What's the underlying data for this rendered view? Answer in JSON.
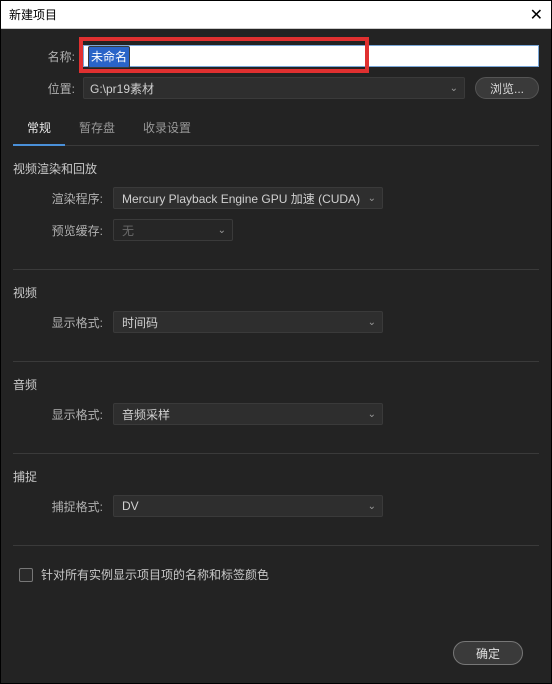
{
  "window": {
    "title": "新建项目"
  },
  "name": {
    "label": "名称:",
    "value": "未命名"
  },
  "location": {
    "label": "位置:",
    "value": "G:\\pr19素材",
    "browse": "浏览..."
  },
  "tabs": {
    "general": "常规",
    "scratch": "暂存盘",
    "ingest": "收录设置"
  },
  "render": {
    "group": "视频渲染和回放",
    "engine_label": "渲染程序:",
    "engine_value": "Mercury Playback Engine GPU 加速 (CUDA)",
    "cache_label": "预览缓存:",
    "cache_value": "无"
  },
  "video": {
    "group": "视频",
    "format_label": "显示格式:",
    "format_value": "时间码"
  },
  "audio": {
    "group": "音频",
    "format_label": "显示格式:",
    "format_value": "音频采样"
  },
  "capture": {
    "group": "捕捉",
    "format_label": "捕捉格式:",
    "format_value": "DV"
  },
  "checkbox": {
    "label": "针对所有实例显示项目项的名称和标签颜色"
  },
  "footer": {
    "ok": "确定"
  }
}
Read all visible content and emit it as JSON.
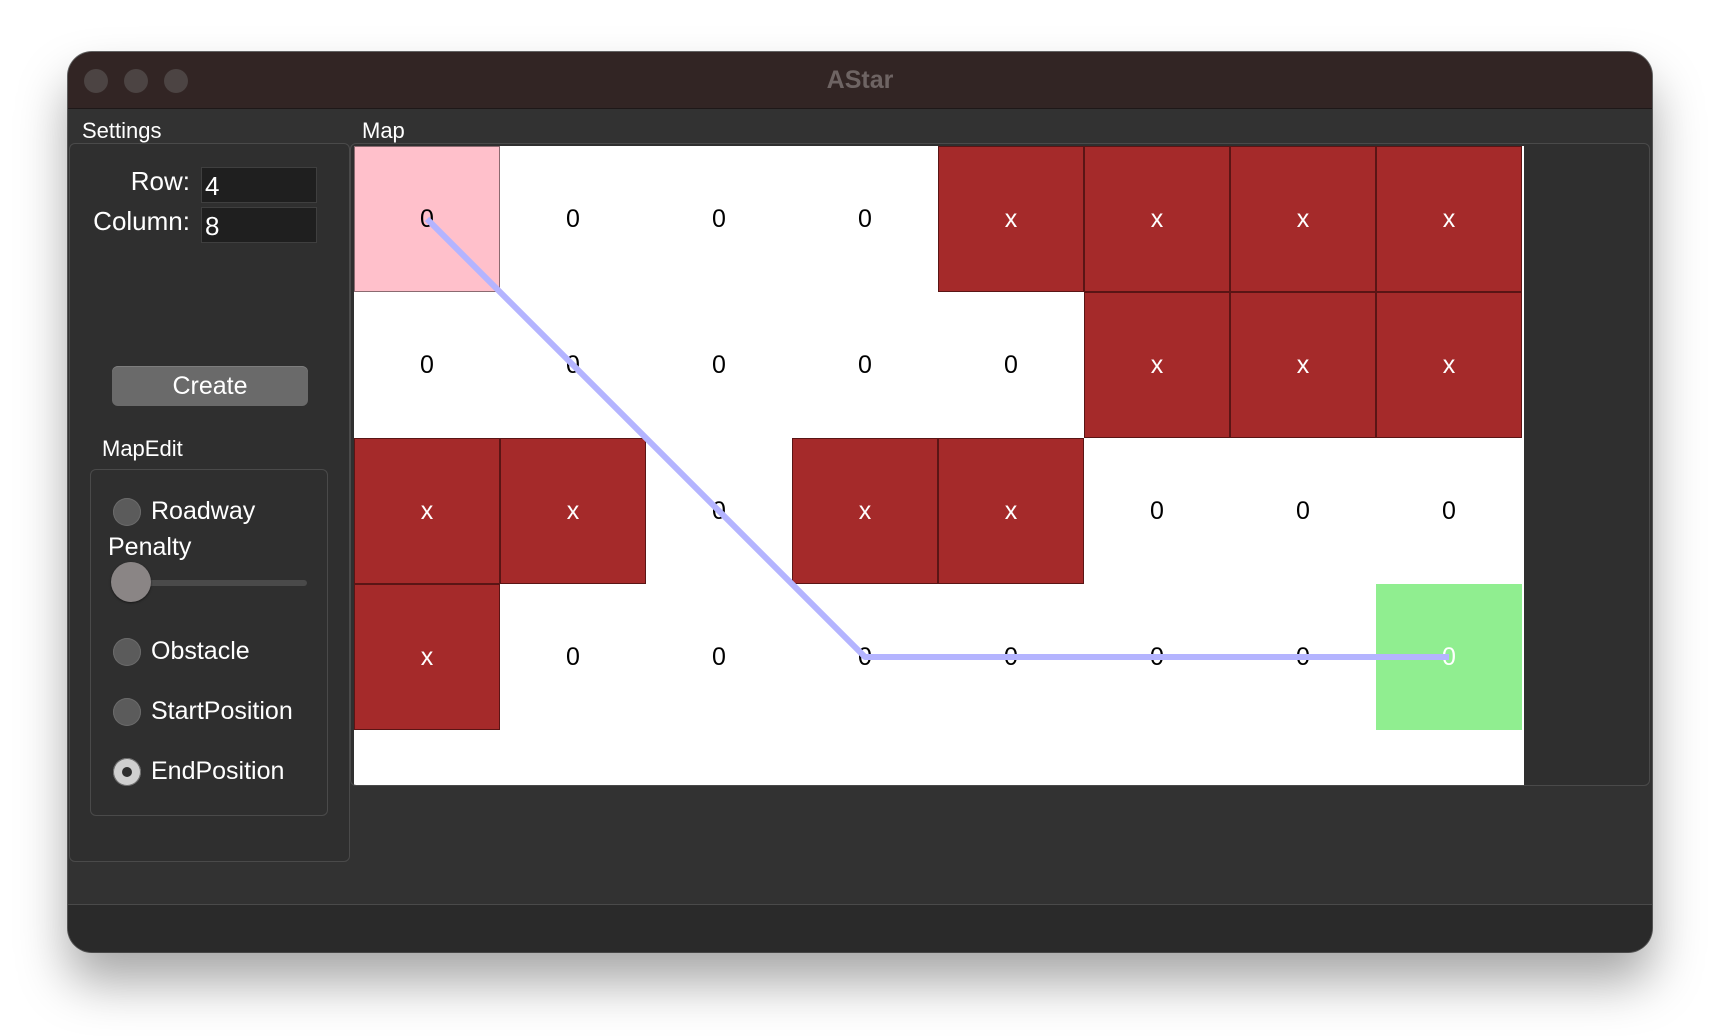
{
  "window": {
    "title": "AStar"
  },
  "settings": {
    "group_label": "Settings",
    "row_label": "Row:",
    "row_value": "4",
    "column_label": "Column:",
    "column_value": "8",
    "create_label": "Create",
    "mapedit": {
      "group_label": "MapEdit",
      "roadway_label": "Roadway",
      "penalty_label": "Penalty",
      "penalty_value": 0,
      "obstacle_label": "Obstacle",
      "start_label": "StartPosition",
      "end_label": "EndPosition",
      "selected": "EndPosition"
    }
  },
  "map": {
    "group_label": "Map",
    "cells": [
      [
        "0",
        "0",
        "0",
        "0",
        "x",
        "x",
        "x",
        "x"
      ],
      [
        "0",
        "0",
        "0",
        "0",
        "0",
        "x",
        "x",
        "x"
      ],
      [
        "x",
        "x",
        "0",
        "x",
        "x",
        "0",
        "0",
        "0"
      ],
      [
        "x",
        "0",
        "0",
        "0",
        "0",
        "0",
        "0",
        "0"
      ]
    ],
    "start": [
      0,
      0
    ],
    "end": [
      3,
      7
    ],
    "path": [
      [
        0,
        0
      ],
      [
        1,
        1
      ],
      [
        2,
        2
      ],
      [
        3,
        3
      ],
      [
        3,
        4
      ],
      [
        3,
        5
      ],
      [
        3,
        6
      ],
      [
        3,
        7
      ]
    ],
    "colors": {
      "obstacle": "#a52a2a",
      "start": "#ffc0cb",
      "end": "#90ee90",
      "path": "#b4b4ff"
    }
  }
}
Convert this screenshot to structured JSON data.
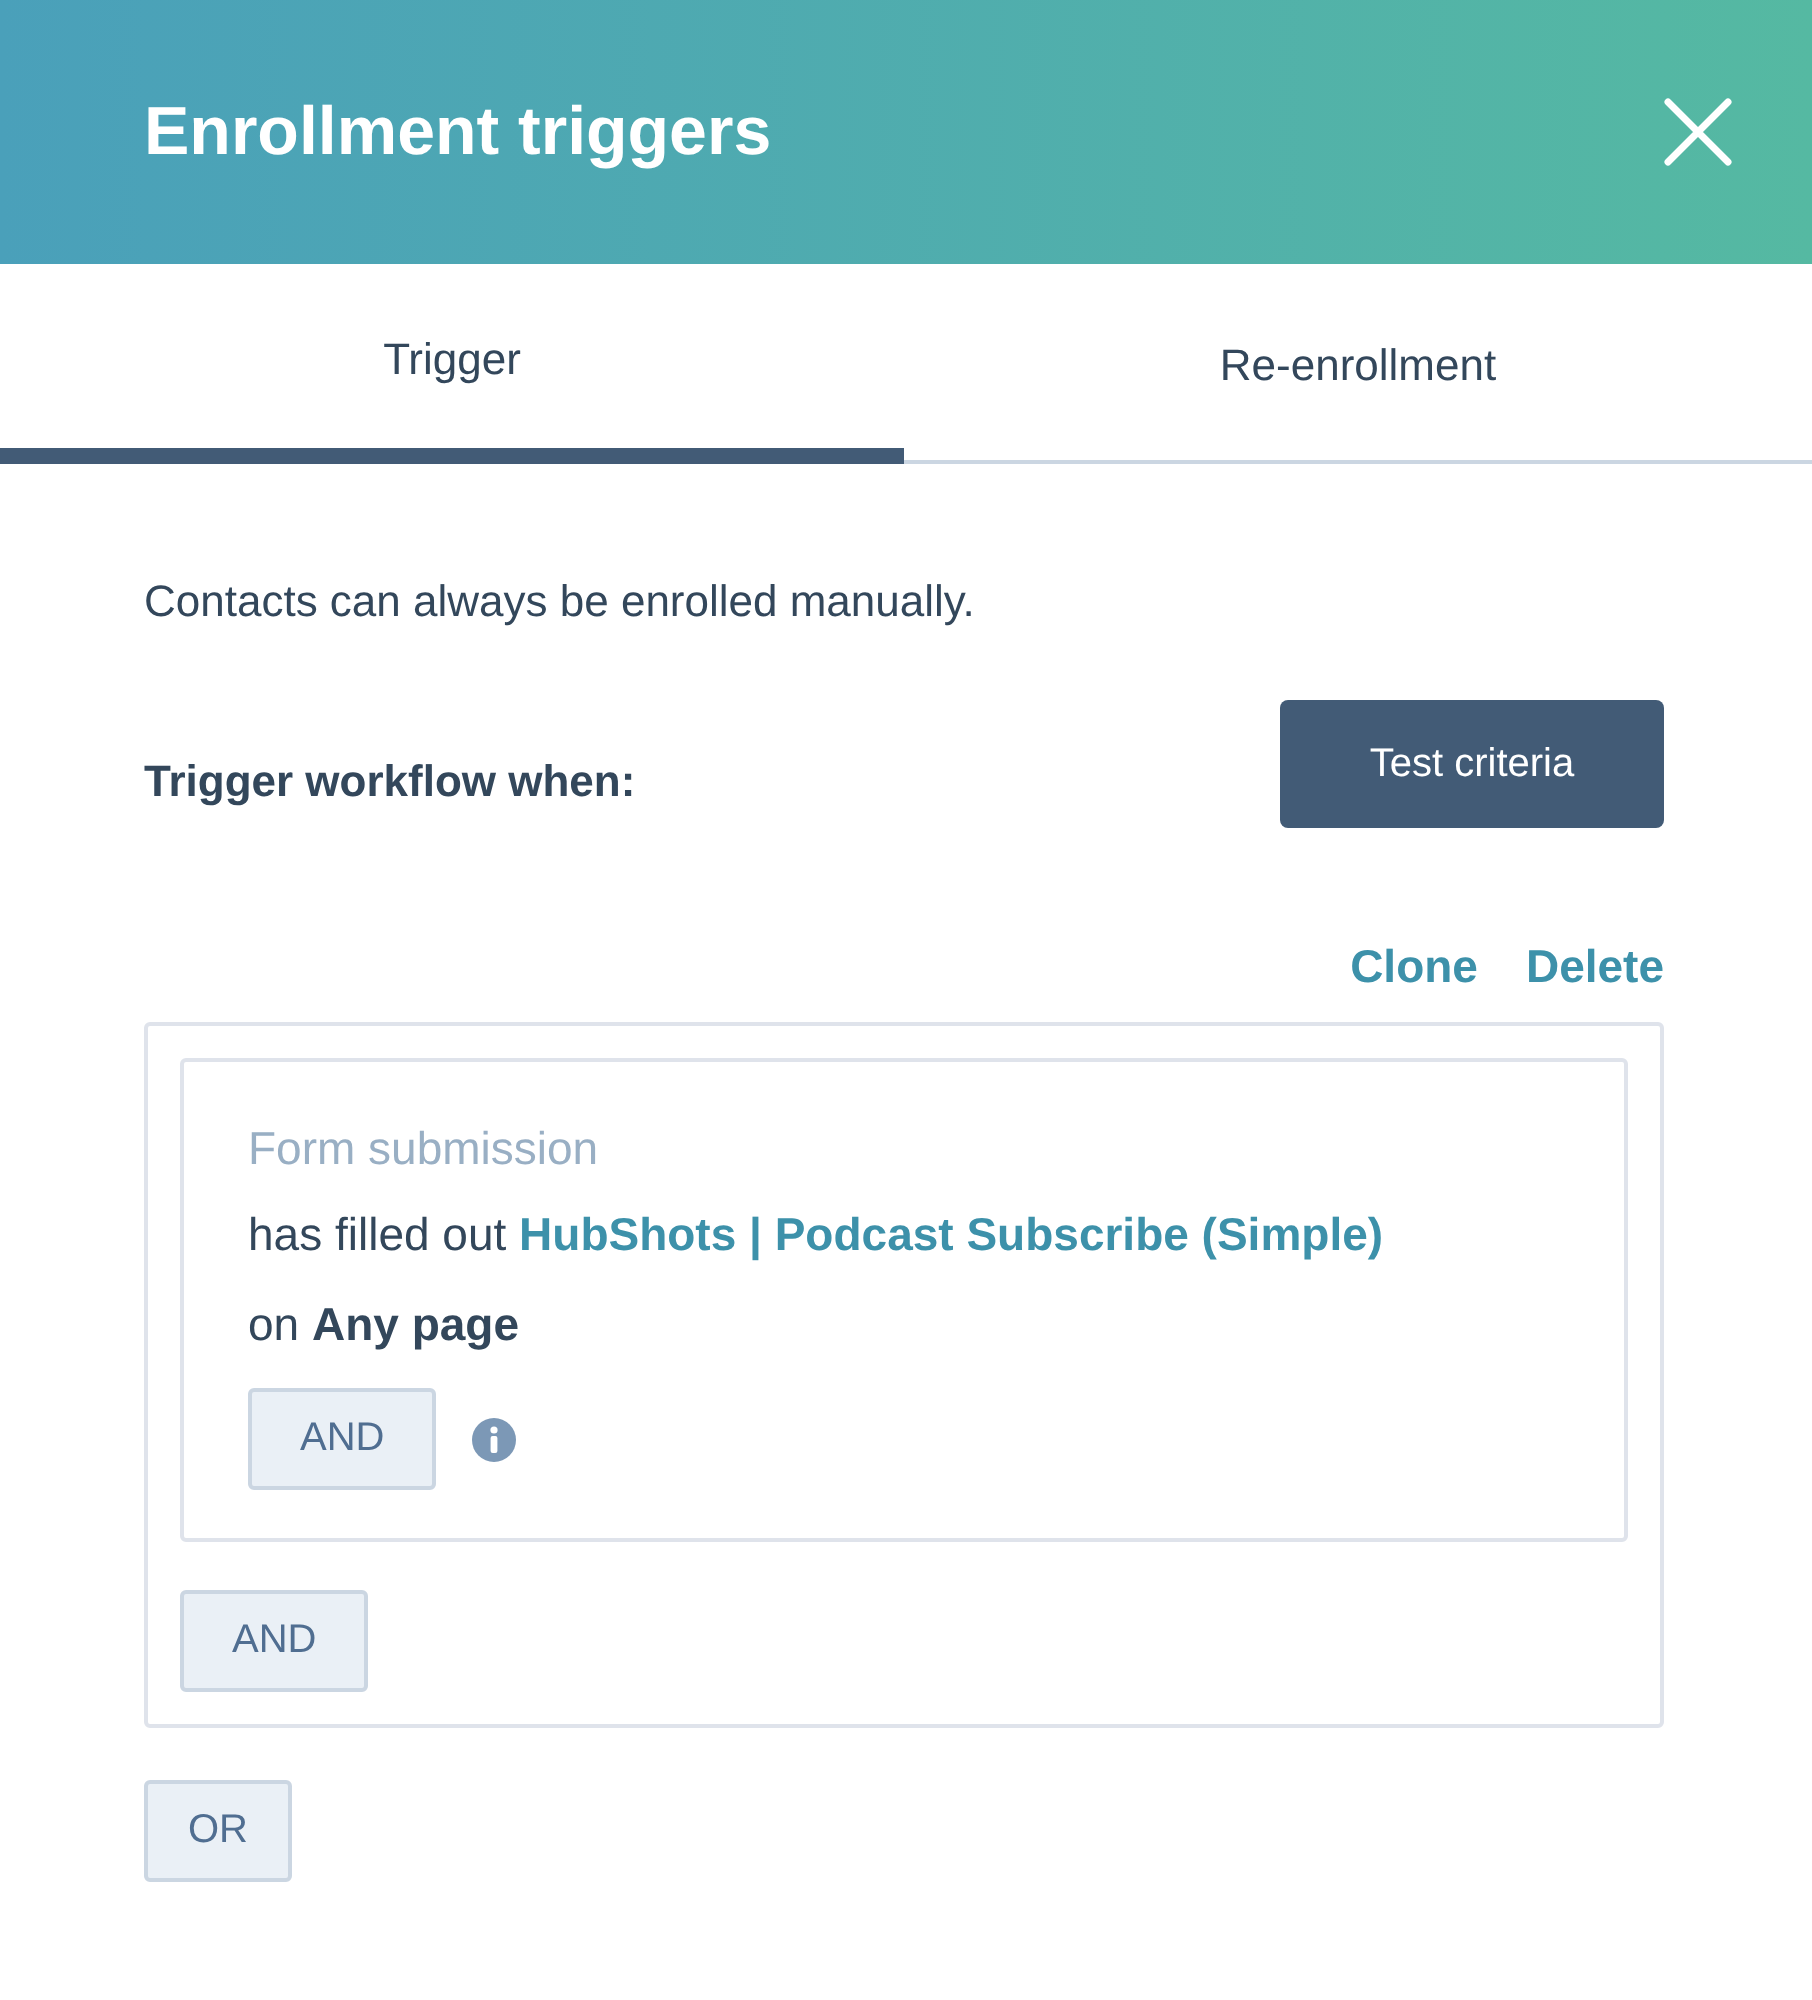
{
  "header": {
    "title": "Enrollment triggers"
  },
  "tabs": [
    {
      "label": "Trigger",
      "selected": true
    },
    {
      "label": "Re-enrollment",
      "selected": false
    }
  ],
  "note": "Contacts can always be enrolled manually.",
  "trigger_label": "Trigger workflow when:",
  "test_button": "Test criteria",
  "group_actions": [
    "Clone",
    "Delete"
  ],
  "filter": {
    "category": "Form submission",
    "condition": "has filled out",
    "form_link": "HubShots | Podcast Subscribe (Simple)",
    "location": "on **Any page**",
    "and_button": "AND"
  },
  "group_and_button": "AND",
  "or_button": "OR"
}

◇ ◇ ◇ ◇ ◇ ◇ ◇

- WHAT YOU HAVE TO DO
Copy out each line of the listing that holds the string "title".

- SOLVED EXERCISE
    "title": "新建项目"
    "title": "AStar"
    "title": "Enrollment triggers"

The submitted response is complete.